The farce of a no-confidence motion and the politics at play

This no-confidence business against the Modi Government has become something of a joke. First, YSR Congress submitted the motion to be placed in the Lok Sabha, then the Telugu Desam Party (TDP) brought in its own version. Now the AIADMK too has expressed its willingness to move a no-confidence motion provided the Congress supports it. Interestingly, these are the very regional parties which held up the proceedings of the Lok Sabha and did not allow the right atmosphere for the no-trust motions submitted to the Speaker, to be taken up. Matters have been made further confusing by the differing reasons offered by these parties for expressing lack of faith in the Modi regime.

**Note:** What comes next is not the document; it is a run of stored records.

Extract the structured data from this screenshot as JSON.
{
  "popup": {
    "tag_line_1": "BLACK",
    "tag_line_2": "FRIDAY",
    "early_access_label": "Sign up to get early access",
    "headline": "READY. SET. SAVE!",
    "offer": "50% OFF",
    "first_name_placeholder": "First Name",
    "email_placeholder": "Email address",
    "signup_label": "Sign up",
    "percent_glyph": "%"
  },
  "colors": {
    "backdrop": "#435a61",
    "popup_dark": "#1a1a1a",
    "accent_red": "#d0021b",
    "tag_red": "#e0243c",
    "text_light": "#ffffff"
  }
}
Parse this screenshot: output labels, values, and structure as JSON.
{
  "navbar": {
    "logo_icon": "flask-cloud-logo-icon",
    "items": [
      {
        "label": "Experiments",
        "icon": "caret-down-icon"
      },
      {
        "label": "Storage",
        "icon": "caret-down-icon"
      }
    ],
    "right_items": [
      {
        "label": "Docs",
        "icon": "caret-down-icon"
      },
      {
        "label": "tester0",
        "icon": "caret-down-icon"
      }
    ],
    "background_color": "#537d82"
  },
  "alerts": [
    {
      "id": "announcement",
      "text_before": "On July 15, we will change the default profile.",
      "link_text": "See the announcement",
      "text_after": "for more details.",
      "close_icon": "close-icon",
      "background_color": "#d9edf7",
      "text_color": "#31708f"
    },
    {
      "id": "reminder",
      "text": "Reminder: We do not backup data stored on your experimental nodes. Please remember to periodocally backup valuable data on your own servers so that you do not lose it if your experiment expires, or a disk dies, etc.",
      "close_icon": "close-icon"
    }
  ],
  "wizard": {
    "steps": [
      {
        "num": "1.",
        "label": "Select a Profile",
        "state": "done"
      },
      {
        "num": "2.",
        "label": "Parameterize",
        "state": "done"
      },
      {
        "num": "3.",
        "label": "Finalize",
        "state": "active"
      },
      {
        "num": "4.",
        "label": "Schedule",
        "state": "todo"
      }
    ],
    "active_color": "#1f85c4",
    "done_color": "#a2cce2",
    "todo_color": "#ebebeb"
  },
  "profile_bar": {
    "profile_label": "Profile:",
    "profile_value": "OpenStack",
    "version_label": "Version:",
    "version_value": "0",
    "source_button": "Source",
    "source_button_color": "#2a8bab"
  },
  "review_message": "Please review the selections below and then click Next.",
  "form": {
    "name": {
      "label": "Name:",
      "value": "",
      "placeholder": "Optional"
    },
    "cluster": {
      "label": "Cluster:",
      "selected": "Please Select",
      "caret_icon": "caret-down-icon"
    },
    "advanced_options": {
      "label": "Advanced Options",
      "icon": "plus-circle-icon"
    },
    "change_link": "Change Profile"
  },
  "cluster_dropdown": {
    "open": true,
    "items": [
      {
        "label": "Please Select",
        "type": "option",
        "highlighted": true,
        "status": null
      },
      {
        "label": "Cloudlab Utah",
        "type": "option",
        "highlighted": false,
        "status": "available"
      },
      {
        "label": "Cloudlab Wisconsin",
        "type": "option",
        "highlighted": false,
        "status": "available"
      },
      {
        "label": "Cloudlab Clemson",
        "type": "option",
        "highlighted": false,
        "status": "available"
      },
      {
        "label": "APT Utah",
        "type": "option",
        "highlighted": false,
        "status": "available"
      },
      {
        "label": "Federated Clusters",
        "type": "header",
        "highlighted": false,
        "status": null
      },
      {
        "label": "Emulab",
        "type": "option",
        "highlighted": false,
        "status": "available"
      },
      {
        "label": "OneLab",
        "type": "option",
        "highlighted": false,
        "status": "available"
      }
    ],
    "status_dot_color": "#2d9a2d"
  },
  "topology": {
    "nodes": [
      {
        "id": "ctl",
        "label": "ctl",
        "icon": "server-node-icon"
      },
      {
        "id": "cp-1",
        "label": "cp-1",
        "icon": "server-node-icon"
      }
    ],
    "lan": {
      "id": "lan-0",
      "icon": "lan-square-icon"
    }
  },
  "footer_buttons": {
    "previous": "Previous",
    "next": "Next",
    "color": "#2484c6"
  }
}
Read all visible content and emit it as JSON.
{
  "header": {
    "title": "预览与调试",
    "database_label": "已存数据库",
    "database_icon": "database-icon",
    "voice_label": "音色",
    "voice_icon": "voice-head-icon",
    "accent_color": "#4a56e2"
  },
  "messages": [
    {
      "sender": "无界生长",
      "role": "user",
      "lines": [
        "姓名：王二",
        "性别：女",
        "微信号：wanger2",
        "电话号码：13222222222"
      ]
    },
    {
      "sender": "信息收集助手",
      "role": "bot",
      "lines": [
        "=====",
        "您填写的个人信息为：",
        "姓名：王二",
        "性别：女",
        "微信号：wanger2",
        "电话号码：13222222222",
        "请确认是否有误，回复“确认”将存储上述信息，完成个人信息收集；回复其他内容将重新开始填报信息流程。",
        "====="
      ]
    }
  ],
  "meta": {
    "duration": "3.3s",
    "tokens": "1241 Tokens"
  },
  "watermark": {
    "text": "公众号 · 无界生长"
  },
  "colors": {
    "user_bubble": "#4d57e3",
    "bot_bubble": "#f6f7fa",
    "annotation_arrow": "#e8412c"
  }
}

For YSR Congress and TDP, it is to do with the Union Government’s refusal to grant special category status for Andhra Pradesh; for the AIADMK, it will be the Centre’s failure to constitute the Cauvery Management Board. There is, therefore, no commonality of purpose. In the midst of all these, the Congress, which is the single largest opposition party, continues to ride piggyback on the regional parties’ discontent. While its accusation against the Modi Government are the most comprehensive and not limited to local issues — failure to protect farmers’ interests, failure to clamp down on those accused of financial crimes and complicity in allowing them to flee the country, failure to ensure communal harmony, failure to establish clear foreign policies on China and Pakistan, etc — the Congress has not yet sought to move its own no-confidence motion.

Like the Congress, the Left Front too is seeking to make hay while the sun shines. The opposition parties have accused the treasury bench of blocking efforts in Parliament to allow the presentation of the non-trust move, but why would the Government do that when it has the numbers to sail through? It is alleged that the Modi regime is afraid of a debate because it would be exposed in the process. By the same logic, the opposition parties too are fearful that their designs would be exposed to the people in the course of such a debate. After all, what have they to say except display their anti-Modi venom?

These various demands for no-trust motions are also seen as the rise of a united opposition in the making. Well, if they cannot even unite on a single no-confidence motion, then all is not well in the opposition camp. The Congress is hoping that it will be in a stronger position to take the lead if it wins the coming Karnataka Assembly election. But what if it loses?